Shadow Boxes And Other Visible Things On Paper

Arturo Sanchez Jr

September 14 - October 14, 2023


Into the mind’s eye


Ideas are not merely conceived on paper, as exemplified by Arturo Sanchez Jr. in “Shadow Boxes and Other Visible Things on Paper”. An architect of visual narratives, he is unafraid of the allure of tangible materials, of sculptures, installations, assemblages, and collages. Not one to shy away from conveying stories that explore the profound dimensions of existence through depths rarely visible to the naked eye.


The framed sculptures and assemblages do not simply encase fears associated with the inevitable; they also invite inspection. Prompting the viewer to contemplate on the idea of death meeting its own end. The answer lies at the heart of “The Death of Death” as the dynamic composition oscillates left and right, confronting the sobering truth of mortality— with a smile. What could possibly be more disconcerting about one’s demise than responding with laughter?

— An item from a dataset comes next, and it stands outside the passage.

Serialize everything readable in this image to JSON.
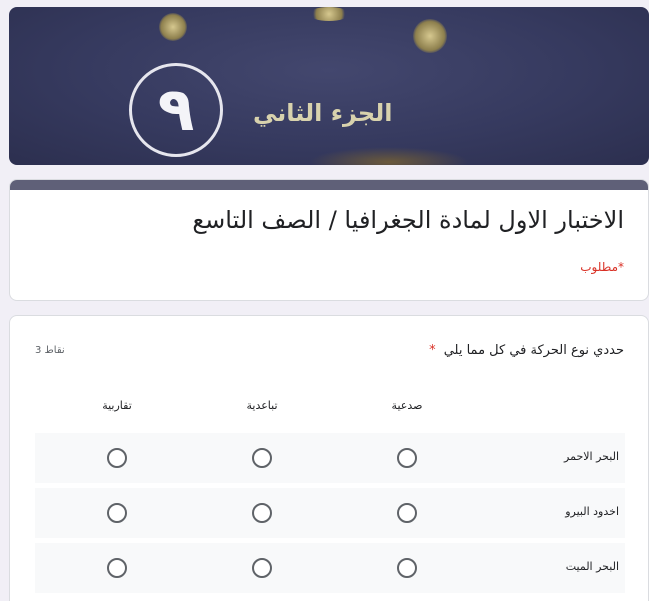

Laughter that is echoed by “The God of Small Things”, found objects from the artist’s studio of driftwood and cast-iron. Initially collected as a conduit of spontaneous expression, utilizing natural and artificial elements such as driftwood, bird’s nest, resin figures, and cast-iron foliage treated to induce corrosion and rust. The work has revealed to have its own vitality. Almost an ironic coincidence orchestrated by the hand of an artist who toiled tirelessly to articulate the absence of life, only to discover that what comes after nonexistence is existence, he aptly describes, “after death there is life”.

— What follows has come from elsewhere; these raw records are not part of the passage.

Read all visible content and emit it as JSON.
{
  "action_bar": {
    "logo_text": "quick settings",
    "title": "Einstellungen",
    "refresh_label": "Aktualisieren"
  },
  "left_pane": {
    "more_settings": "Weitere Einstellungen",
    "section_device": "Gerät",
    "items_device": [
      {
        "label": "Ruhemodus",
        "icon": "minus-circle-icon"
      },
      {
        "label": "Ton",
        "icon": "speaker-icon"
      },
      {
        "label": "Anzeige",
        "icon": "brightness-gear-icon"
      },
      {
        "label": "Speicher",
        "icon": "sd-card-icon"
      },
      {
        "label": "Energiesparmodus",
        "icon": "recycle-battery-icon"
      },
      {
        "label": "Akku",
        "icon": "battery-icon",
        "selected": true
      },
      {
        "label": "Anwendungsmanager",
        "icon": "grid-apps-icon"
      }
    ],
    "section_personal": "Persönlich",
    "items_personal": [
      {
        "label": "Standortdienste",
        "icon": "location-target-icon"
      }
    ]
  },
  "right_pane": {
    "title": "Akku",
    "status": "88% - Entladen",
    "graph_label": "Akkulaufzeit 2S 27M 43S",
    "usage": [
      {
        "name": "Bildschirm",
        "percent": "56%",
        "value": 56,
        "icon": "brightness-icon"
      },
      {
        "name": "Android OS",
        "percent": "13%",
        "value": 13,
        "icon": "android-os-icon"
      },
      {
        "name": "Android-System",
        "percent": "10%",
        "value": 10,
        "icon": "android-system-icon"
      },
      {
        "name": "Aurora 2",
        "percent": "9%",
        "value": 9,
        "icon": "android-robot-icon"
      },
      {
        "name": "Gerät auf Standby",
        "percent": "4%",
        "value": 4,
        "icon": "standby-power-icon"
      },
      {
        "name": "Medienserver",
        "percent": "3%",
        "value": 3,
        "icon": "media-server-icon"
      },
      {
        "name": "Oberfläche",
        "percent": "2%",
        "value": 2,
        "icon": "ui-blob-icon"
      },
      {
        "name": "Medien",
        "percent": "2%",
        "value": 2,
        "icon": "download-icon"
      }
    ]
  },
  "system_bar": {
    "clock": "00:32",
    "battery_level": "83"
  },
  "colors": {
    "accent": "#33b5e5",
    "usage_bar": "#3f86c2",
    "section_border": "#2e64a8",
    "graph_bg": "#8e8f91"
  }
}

This cyclic theme recurs in his collages as layers of a narrative unfold. Comprising images seemingly crafted from upcycled paper, the artist once again answers the call of the material. In this case, he hunts, gathers, and assembles images into a composition he calls, “Layers of Shifting Narratives”. Most evident in “Floating Mood Swings 1-5”, each layer representing a story that is best interpreted by the mind’s eye. Apparent too in “Sacred Space” which may serve as a muse, or ”Ghost Painter” possibly embodying the artist himself. His approach of distilling elements on what appears to be a singular page might serve as a commentary on existence—perhaps a reminder in discernment, to see what is essential we must acknowledge all else that is inconsequential.


And what is essential for the artist manifests in his studio practice. The obsession over material, concepts, and existence, reflects that ideas are not limited to being born out of paper. It could be birthed through found objects transformed into sculptures, installations, assemblages, and collages. One must be willing to heed the summons of material in unlocking the mind’s eye, as the artist so deftly accomplishes.


Kara Quiambao